◆ RECORDS SHOWN
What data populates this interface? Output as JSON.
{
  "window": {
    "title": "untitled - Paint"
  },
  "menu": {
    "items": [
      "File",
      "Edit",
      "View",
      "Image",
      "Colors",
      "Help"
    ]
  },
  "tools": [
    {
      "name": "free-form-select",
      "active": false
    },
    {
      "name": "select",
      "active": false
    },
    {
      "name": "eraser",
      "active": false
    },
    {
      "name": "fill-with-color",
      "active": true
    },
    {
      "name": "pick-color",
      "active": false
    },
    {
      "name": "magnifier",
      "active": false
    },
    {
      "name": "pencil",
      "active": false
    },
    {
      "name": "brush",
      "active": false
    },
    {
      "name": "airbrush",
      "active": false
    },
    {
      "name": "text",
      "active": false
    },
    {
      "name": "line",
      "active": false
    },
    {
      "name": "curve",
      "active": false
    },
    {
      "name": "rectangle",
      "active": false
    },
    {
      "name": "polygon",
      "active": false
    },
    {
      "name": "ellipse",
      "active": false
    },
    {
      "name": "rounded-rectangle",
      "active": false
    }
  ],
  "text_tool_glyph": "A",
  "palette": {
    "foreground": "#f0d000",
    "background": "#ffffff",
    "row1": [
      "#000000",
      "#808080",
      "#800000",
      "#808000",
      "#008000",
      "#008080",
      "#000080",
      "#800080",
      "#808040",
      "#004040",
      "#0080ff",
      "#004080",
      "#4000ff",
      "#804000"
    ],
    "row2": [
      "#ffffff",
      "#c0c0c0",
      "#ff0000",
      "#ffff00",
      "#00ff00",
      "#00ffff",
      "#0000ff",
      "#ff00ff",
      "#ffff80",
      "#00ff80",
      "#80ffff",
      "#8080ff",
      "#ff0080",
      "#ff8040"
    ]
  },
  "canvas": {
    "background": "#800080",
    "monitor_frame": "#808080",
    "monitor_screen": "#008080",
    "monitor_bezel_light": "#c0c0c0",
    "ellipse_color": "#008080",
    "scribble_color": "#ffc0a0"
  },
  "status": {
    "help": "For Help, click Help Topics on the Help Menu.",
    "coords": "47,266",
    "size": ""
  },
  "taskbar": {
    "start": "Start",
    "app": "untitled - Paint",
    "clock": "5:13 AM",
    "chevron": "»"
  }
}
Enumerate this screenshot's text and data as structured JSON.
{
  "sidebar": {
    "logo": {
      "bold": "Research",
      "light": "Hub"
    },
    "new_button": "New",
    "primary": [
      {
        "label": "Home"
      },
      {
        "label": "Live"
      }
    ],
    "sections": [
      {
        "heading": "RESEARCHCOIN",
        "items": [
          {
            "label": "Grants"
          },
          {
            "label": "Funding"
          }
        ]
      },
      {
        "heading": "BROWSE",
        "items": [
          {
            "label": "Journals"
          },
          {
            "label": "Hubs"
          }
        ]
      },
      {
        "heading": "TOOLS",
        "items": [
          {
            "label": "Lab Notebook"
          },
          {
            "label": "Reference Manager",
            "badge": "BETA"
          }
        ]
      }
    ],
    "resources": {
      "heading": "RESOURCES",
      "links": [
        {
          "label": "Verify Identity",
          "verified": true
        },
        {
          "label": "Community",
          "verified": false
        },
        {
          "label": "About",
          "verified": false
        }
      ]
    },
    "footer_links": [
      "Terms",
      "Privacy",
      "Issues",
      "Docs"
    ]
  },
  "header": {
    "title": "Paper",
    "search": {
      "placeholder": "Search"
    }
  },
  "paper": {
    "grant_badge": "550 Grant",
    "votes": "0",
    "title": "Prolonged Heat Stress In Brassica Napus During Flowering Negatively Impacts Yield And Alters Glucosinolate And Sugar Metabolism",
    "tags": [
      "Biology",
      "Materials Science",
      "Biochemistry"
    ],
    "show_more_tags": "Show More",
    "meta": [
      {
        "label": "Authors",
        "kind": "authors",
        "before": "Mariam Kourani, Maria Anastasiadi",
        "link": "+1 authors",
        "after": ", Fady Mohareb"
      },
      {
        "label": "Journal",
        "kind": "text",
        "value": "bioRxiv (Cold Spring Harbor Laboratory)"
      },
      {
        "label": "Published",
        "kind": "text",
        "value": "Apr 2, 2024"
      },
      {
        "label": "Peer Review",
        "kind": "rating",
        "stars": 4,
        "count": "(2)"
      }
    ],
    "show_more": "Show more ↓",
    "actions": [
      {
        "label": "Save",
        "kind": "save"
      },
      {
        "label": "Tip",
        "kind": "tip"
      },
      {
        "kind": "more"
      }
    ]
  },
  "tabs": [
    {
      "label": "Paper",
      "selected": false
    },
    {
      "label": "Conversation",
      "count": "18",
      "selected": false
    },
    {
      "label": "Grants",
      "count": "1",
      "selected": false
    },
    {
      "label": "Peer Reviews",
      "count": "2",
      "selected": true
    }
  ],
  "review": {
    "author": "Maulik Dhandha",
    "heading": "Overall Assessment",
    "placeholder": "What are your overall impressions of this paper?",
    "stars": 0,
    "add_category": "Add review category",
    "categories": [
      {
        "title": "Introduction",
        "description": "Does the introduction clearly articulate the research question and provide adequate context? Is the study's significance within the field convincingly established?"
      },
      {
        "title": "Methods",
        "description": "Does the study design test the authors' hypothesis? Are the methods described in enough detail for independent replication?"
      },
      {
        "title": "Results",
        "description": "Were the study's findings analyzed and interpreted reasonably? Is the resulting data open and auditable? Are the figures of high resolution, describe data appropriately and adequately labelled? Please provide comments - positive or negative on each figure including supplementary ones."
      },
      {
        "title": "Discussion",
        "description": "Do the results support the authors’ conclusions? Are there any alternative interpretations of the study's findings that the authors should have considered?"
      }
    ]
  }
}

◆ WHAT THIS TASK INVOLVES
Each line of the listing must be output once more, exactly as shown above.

◆ RESULT BELOW
What data populates this interface? Output as JSON.
{
  "window": {
    "title": "untitled - Paint"
  },
  "menu": {
    "items": [
      "File",
      "Edit",
      "View",
      "Image",
      "Colors",
      "Help"
    ]
  },
  "tools": [
    {
      "name": "free-form-select",
      "active": false
    },
    {
      "name": "select",
      "active": false
    },
    {
      "name": "eraser",
      "active": false
    },
    {
      "name": "fill-with-color",
      "active": true
    },
    {
      "name": "pick-color",
      "active": false
    },
    {
      "name": "magnifier",
      "active": false
    },
    {
      "name": "pencil",
      "active": false
    },
    {
      "name": "brush",
      "active": false
    },
    {
      "name": "airbrush",
      "active": false
    },
    {
      "name": "text",
      "active": false
    },
    {
      "name": "line",
      "active": false
    },
    {
      "name": "curve",
      "active": false
    },
    {
      "name": "rectangle",
      "active": false
    },
    {
      "name": "polygon",
      "active": false
    },
    {
      "name": "ellipse",
      "active": false
    },
    {
      "name": "rounded-rectangle",
      "active": false
    }
  ],
  "text_tool_glyph": "A",
  "palette": {
    "foreground": "#f0d000",
    "background": "#ffffff",
    "row1": [
      "#000000",
      "#808080",
      "#800000",
      "#808000",
      "#008000",
      "#008080",
      "#000080",
      "#800080",
      "#808040",
      "#004040",
      "#0080ff",
      "#004080",
      "#4000ff",
      "#804000"
    ],
    "row2": [
      "#ffffff",
      "#c0c0c0",
      "#ff0000",
      "#ffff00",
      "#00ff00",
      "#00ffff",
      "#0000ff",
      "#ff00ff",
      "#ffff80",
      "#00ff80",
      "#80ffff",
      "#8080ff",
      "#ff0080",
      "#ff8040"
    ]
  },
  "canvas": {
    "background": "#800080",
    "monitor_frame": "#808080",
    "monitor_screen": "#008080",
    "monitor_bezel_light": "#c0c0c0",
    "ellipse_color": "#008080",
    "scribble_color": "#ffc0a0"
  },
  "status": {
    "help": "For Help, click Help Topics on the Help Menu.",
    "coords": "47,266",
    "size": ""
  },
  "taskbar": {
    "start": "Start",
    "app": "untitled - Paint",
    "clock": "5:13 AM",
    "chevron": "»"
  }
}
Enumerate this screenshot's text and data as structured JSON.
{
  "sidebar": {
    "logo": {
      "bold": "Research",
      "light": "Hub"
    },
    "new_button": "New",
    "primary": [
      {
        "label": "Home"
      },
      {
        "label": "Live"
      }
    ],
    "sections": [
      {
        "heading": "RESEARCHCOIN",
        "items": [
          {
            "label": "Grants"
          },
          {
            "label": "Funding"
          }
        ]
      },
      {
        "heading": "BROWSE",
        "items": [
          {
            "label": "Journals"
          },
          {
            "label": "Hubs"
          }
        ]
      },
      {
        "heading": "TOOLS",
        "items": [
          {
            "label": "Lab Notebook"
          },
          {
            "label": "Reference Manager",
            "badge": "BETA"
          }
        ]
      }
    ],
    "resources": {
      "heading": "RESOURCES",
      "links": [
        {
          "label": "Verify Identity",
          "verified": true
        },
        {
          "label": "Community",
          "verified": false
        },
        {
          "label": "About",
          "verified": false
        }
      ]
    },
    "footer_links": [
      "Terms",
      "Privacy",
      "Issues",
      "Docs"
    ]
  },
  "header": {
    "title": "Paper",
    "search": {
      "placeholder": "Search"
    }
  },
  "paper": {
    "grant_badge": "550 Grant",
    "votes": "0",
    "title": "Prolonged Heat Stress In Brassica Napus During Flowering Negatively Impacts Yield And Alters Glucosinolate And Sugar Metabolism",
    "tags": [
      "Biology",
      "Materials Science",
      "Biochemistry"
    ],
    "show_more_tags": "Show More",
    "meta": [
      {
        "label": "Authors",
        "kind": "authors",
        "before": "Mariam Kourani, Maria Anastasiadi",
        "link": "+1 authors",
        "after": ", Fady Mohareb"
      },
      {
        "label": "Journal",
        "kind": "text",
        "value": "bioRxiv (Cold Spring Harbor Laboratory)"
      },
      {
        "label": "Published",
        "kind": "text",
        "value": "Apr 2, 2024"
      },
      {
        "label": "Peer Review",
        "kind": "rating",
        "stars": 4,
        "count": "(2)"
      }
    ],
    "show_more": "Show more ↓",
    "actions": [
      {
        "label": "Save",
        "kind": "save"
      },
      {
        "label": "Tip",
        "kind": "tip"
      },
      {
        "kind": "more"
      }
    ]
  },
  "tabs": [
    {
      "label": "Paper",
      "selected": false
    },
    {
      "label": "Conversation",
      "count": "18",
      "selected": false
    },
    {
      "label": "Grants",
      "count": "1",
      "selected": false
    },
    {
      "label": "Peer Reviews",
      "count": "2",
      "selected": true
    }
  ],
  "review": {
    "author": "Maulik Dhandha",
    "heading": "Overall Assessment",
    "placeholder": "What are your overall impressions of this paper?",
    "stars": 0,
    "add_category": "Add review category",
    "categories": [
      {
        "title": "Introduction",
        "description": "Does the introduction clearly articulate the research question and provide adequate context? Is the study's significance within the field convincingly established?"
      },
      {
        "title": "Methods",
        "description": "Does the study design test the authors' hypothesis? Are the methods described in enough detail for independent replication?"
      },
      {
        "title": "Results",
        "description": "Were the study's findings analyzed and interpreted reasonably? Is the resulting data open and auditable? Are the figures of high resolution, describe data appropriately and adequately labelled? Please provide comments - positive or negative on each figure including supplementary ones."
      },
      {
        "title": "Discussion",
        "description": "Do the results support the authors’ conclusions? Are there any alternative interpretations of the study's findings that the authors should have considered?"
      }
    ]
  }
}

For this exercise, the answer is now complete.